* _What the task requires_:
The number of lines below holding the string "background" is the only answer wanted.

(Page and application data records)
************

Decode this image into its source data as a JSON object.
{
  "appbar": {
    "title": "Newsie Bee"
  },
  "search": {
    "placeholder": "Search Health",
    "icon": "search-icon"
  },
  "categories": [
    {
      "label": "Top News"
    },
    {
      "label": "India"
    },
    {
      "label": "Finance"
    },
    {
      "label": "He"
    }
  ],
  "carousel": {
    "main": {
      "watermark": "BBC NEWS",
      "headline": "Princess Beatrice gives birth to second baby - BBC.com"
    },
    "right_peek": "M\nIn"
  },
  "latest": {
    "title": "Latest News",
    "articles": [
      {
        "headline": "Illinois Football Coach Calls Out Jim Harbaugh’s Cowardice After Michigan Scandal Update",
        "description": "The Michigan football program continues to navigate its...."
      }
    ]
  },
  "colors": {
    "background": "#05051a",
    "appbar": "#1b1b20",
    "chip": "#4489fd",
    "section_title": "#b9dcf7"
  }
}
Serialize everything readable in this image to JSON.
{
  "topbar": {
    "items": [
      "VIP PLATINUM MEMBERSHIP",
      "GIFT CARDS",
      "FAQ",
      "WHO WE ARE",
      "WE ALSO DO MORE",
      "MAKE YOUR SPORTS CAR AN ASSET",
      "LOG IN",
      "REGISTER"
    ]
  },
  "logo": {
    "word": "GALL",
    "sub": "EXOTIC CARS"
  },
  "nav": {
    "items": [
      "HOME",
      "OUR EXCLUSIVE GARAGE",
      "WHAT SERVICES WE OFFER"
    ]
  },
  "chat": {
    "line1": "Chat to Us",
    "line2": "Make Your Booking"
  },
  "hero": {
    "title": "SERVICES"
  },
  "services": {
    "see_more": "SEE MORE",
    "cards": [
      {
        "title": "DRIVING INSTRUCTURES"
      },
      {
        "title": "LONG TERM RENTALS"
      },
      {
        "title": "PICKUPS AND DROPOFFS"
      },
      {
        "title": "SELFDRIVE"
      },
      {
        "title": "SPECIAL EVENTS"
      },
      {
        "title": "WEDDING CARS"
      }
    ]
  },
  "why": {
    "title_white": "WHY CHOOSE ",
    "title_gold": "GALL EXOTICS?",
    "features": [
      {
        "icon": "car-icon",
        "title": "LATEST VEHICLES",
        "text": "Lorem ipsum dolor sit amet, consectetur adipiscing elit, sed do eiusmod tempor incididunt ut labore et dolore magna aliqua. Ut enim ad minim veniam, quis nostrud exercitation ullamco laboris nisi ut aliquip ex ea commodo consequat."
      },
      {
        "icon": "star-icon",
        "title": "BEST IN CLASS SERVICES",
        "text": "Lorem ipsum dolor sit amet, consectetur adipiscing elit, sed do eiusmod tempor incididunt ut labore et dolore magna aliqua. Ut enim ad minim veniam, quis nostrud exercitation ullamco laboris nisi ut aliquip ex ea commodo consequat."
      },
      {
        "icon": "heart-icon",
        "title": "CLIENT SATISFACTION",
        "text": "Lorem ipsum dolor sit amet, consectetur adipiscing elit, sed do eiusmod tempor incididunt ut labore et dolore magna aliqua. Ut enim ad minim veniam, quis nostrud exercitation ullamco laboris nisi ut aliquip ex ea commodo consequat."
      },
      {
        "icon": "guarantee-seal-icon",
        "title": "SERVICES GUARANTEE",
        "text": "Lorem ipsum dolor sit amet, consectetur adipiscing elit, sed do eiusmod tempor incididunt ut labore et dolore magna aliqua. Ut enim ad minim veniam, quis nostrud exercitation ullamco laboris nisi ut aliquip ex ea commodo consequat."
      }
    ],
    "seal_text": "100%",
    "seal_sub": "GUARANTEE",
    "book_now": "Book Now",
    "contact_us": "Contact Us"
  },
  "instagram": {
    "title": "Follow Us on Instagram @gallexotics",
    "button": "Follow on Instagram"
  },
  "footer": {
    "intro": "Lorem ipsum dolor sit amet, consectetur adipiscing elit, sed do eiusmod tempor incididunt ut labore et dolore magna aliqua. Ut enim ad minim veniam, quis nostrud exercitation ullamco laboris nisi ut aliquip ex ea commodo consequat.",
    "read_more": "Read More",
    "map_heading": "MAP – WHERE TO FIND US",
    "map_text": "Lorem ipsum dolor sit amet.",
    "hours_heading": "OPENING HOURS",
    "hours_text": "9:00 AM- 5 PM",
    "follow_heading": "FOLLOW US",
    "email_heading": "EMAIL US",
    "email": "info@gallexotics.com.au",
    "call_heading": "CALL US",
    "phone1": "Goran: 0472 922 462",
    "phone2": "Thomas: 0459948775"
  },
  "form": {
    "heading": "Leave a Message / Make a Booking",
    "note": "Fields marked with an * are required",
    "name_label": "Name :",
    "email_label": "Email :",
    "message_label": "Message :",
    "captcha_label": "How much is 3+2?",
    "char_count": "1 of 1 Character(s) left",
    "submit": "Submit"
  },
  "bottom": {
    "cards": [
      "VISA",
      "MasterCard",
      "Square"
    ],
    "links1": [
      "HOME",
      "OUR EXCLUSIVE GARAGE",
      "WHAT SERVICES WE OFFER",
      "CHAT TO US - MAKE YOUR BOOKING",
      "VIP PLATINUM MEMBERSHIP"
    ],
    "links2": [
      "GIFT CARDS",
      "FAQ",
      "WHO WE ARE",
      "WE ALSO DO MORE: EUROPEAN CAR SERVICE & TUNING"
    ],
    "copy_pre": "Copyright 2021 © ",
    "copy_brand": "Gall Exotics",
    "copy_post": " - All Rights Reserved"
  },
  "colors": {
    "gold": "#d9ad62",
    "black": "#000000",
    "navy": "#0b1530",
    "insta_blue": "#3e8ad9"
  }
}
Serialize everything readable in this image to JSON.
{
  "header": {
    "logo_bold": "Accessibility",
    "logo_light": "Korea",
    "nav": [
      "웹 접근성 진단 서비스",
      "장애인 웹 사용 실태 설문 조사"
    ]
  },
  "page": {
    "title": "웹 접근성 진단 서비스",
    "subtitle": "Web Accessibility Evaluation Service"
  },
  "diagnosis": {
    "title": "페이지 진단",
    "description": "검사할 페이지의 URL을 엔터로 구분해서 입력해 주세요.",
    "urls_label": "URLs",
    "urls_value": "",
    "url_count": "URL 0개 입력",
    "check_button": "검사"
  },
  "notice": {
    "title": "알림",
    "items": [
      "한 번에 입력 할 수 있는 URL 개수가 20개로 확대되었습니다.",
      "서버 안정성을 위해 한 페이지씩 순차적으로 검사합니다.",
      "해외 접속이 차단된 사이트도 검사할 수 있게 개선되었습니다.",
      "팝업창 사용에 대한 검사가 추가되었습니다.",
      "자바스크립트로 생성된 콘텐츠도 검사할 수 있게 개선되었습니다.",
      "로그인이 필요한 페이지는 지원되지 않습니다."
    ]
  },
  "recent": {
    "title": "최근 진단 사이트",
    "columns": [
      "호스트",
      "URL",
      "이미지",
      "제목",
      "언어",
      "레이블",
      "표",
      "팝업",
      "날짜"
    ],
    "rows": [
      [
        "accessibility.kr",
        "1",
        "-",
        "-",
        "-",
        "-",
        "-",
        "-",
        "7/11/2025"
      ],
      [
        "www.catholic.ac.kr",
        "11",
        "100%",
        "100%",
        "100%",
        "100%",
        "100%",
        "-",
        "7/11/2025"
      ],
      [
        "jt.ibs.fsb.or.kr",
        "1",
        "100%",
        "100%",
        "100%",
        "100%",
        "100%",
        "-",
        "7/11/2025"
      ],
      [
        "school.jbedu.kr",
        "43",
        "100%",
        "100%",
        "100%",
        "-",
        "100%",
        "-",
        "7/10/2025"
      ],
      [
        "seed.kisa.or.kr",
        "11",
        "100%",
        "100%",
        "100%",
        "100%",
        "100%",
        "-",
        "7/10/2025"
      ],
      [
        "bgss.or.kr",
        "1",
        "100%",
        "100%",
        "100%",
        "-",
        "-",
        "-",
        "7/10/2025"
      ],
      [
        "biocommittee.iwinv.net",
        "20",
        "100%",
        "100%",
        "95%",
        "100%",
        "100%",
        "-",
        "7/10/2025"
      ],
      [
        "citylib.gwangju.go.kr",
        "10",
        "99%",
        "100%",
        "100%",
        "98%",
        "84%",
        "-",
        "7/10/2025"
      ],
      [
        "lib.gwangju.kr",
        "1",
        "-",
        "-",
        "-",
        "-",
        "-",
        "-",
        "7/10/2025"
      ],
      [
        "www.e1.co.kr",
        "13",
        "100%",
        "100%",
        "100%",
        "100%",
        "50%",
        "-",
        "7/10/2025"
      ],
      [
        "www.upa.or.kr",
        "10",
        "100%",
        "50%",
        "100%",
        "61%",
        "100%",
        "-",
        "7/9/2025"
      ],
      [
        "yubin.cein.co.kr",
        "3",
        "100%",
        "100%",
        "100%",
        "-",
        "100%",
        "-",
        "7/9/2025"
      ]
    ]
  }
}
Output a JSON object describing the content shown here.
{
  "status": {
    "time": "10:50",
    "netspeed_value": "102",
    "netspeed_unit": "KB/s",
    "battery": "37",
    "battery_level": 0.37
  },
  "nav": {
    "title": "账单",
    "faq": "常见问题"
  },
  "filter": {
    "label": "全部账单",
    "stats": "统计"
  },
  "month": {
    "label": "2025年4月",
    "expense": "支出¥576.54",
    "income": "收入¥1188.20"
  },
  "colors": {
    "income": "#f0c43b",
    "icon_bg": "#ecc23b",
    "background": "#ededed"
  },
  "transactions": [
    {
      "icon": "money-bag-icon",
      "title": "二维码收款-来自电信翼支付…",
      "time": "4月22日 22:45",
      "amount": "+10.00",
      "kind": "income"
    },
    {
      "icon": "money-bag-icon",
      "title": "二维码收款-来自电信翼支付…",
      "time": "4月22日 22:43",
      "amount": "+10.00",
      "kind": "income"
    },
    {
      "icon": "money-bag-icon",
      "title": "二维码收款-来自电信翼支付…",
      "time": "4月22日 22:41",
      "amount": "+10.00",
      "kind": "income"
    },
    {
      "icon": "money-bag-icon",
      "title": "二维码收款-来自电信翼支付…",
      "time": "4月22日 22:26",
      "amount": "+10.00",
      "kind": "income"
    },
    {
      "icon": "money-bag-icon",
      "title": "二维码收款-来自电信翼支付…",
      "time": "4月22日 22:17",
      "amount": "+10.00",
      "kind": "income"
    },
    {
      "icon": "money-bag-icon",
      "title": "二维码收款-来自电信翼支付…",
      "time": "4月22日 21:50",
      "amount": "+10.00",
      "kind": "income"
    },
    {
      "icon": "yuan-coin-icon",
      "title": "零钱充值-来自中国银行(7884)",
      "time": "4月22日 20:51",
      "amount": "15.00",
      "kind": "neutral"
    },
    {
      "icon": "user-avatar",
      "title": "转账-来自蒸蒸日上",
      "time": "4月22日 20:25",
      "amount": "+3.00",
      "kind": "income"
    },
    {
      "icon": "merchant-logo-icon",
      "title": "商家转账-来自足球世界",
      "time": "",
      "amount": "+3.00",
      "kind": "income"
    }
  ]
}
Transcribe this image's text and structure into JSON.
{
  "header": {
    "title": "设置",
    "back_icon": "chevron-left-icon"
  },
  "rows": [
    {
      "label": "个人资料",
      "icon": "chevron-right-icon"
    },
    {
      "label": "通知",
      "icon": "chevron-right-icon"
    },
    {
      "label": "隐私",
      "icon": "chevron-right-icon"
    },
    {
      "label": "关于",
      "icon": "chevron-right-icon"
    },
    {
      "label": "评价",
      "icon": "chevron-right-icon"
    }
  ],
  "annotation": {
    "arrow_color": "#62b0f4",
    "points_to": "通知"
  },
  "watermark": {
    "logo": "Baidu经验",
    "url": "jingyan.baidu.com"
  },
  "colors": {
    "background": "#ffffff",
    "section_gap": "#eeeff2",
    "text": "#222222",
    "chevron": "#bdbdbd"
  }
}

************

* _Result for this exercise_:
3